MATERIAL SHOWN START

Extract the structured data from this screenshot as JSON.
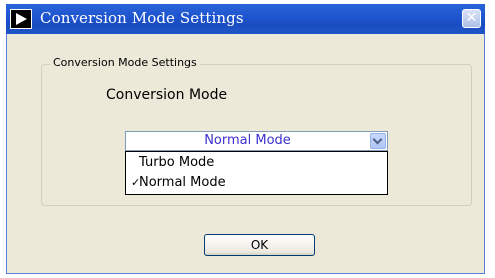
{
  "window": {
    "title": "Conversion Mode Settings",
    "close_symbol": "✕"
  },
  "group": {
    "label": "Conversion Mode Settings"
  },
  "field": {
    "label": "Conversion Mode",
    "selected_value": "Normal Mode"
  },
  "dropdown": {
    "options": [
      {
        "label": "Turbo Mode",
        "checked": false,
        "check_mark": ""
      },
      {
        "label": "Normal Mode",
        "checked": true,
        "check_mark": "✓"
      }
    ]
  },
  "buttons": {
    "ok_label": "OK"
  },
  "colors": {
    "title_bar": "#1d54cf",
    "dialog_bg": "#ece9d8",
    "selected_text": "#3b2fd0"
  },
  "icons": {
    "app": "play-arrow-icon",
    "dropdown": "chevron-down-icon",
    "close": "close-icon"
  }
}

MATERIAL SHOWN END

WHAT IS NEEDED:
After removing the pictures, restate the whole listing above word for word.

TASK OUTPUT:
Extract the structured data from this screenshot as JSON.
{
  "window": {
    "title": "Conversion Mode Settings",
    "close_symbol": "✕"
  },
  "group": {
    "label": "Conversion Mode Settings"
  },
  "field": {
    "label": "Conversion Mode",
    "selected_value": "Normal Mode"
  },
  "dropdown": {
    "options": [
      {
        "label": "Turbo Mode",
        "checked": false,
        "check_mark": ""
      },
      {
        "label": "Normal Mode",
        "checked": true,
        "check_mark": "✓"
      }
    ]
  },
  "buttons": {
    "ok_label": "OK"
  },
  "colors": {
    "title_bar": "#1d54cf",
    "dialog_bg": "#ece9d8",
    "selected_text": "#3b2fd0"
  },
  "icons": {
    "app": "play-arrow-icon",
    "dropdown": "chevron-down-icon",
    "close": "close-icon"
  }
}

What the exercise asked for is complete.